## WHAT YOU SHOULD DO
No pictures go into the copy. Write out every line below exactly.

(Excerpts from an interface dataset)
<<<<

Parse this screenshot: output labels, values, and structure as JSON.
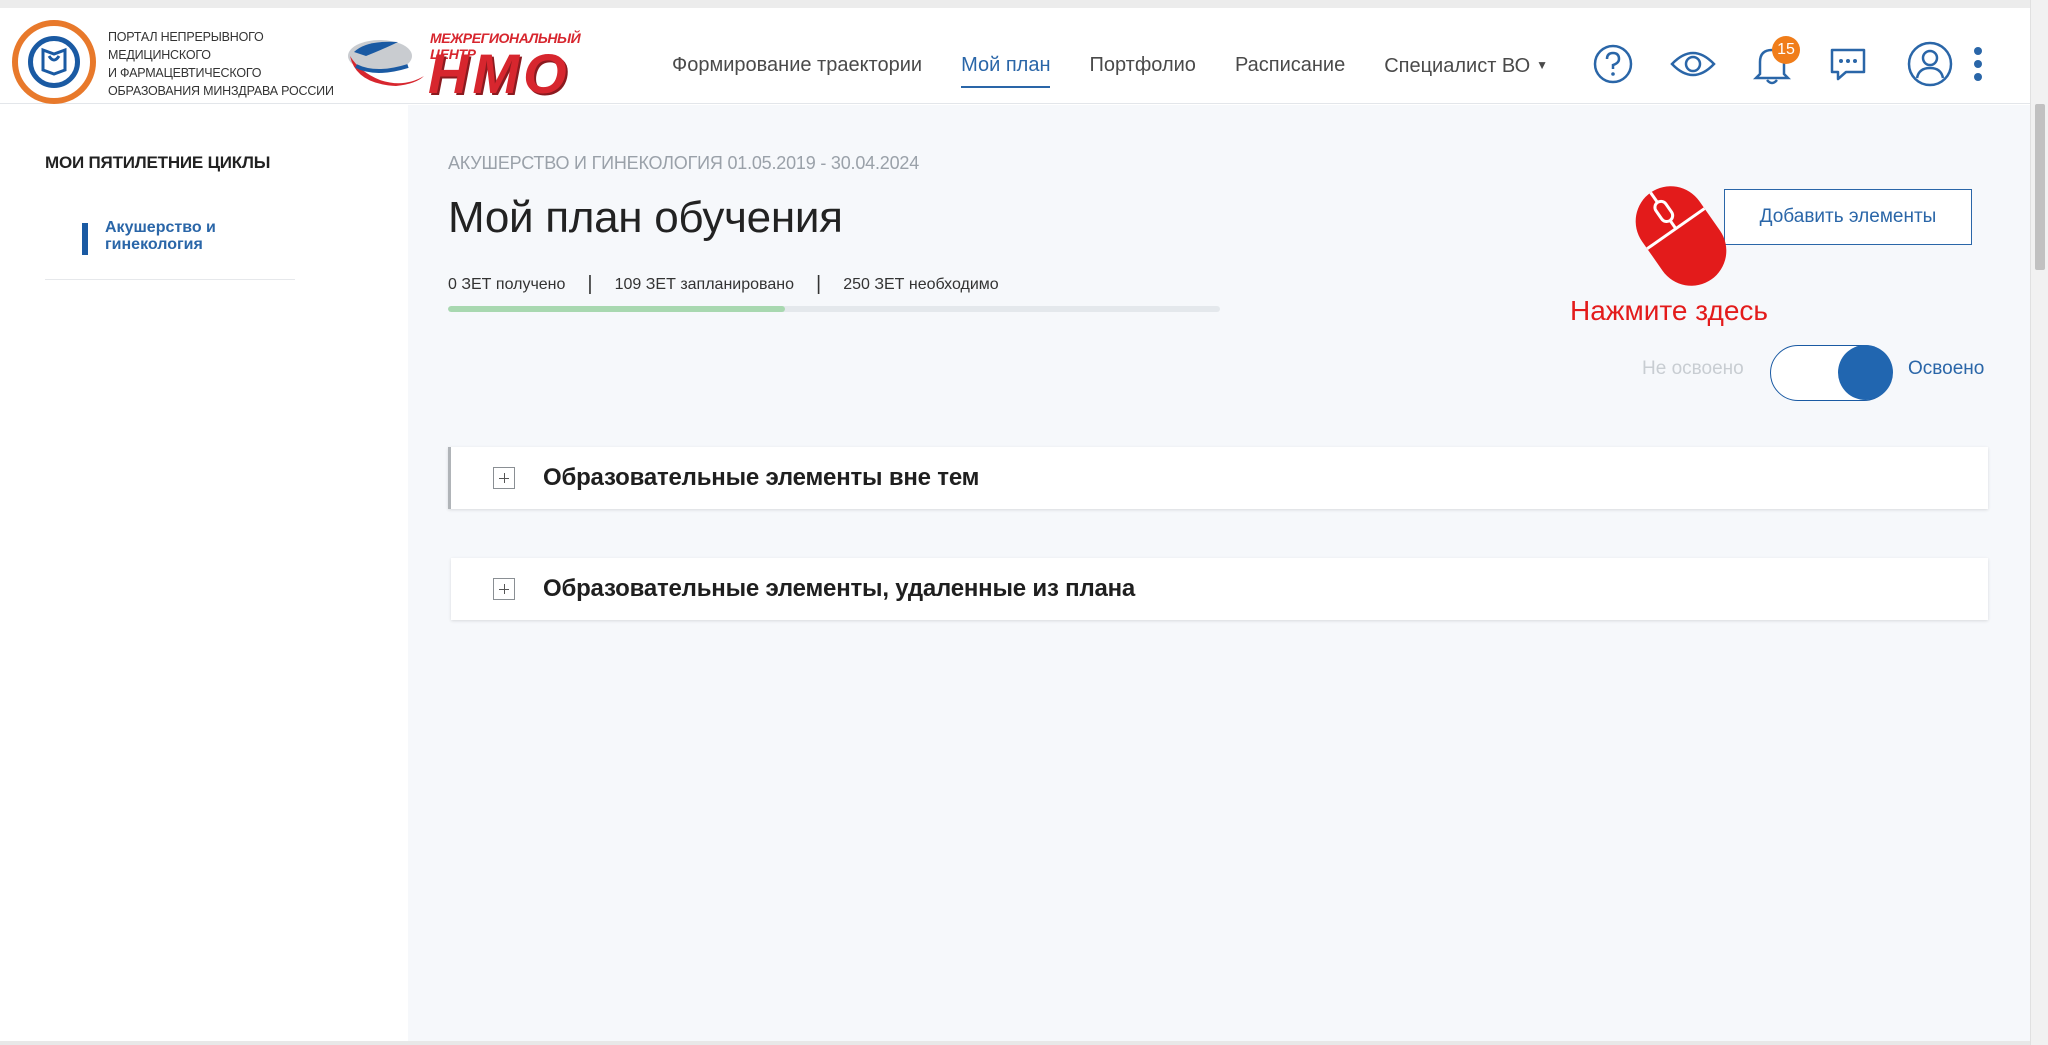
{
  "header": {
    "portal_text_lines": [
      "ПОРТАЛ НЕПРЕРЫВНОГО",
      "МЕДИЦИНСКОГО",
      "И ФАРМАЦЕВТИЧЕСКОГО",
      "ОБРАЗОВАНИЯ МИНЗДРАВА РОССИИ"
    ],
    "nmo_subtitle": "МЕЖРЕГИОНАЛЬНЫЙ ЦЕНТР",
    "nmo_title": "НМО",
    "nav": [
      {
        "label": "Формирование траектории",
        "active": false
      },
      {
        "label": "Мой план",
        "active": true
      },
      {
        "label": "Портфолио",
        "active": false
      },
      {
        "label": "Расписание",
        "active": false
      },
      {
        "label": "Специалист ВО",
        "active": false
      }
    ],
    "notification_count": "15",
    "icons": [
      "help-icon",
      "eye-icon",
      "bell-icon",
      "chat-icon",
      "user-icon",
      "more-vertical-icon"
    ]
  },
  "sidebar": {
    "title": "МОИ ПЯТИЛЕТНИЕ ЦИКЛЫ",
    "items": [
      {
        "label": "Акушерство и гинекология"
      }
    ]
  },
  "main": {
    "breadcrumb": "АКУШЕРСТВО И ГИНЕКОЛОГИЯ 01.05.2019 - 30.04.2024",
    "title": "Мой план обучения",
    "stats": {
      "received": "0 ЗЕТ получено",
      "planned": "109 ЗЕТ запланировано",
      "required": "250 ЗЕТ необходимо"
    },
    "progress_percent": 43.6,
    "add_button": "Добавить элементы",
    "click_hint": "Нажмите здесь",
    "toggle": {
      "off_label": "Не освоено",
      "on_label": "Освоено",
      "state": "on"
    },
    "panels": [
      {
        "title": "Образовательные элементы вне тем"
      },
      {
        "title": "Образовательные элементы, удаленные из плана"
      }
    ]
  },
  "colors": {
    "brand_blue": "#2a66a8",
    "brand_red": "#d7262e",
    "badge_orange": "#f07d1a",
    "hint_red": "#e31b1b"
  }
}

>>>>

## SOLUTION TO THIS TASK
Parse this screenshot: output labels, values, and structure as JSON.
{
  "header": {
    "portal_text_lines": [
      "ПОРТАЛ НЕПРЕРЫВНОГО",
      "МЕДИЦИНСКОГО",
      "И ФАРМАЦЕВТИЧЕСКОГО",
      "ОБРАЗОВАНИЯ МИНЗДРАВА РОССИИ"
    ],
    "nmo_subtitle": "МЕЖРЕГИОНАЛЬНЫЙ ЦЕНТР",
    "nmo_title": "НМО",
    "nav": [
      {
        "label": "Формирование траектории",
        "active": false
      },
      {
        "label": "Мой план",
        "active": true
      },
      {
        "label": "Портфолио",
        "active": false
      },
      {
        "label": "Расписание",
        "active": false
      },
      {
        "label": "Специалист ВО",
        "active": false
      }
    ],
    "notification_count": "15",
    "icons": [
      "help-icon",
      "eye-icon",
      "bell-icon",
      "chat-icon",
      "user-icon",
      "more-vertical-icon"
    ]
  },
  "sidebar": {
    "title": "МОИ ПЯТИЛЕТНИЕ ЦИКЛЫ",
    "items": [
      {
        "label": "Акушерство и гинекология"
      }
    ]
  },
  "main": {
    "breadcrumb": "АКУШЕРСТВО И ГИНЕКОЛОГИЯ 01.05.2019 - 30.04.2024",
    "title": "Мой план обучения",
    "stats": {
      "received": "0 ЗЕТ получено",
      "planned": "109 ЗЕТ запланировано",
      "required": "250 ЗЕТ необходимо"
    },
    "progress_percent": 43.6,
    "add_button": "Добавить элементы",
    "click_hint": "Нажмите здесь",
    "toggle": {
      "off_label": "Не освоено",
      "on_label": "Освоено",
      "state": "on"
    },
    "panels": [
      {
        "title": "Образовательные элементы вне тем"
      },
      {
        "title": "Образовательные элементы, удаленные из плана"
      }
    ]
  },
  "colors": {
    "brand_blue": "#2a66a8",
    "brand_red": "#d7262e",
    "badge_orange": "#f07d1a",
    "hint_red": "#e31b1b"
  }
}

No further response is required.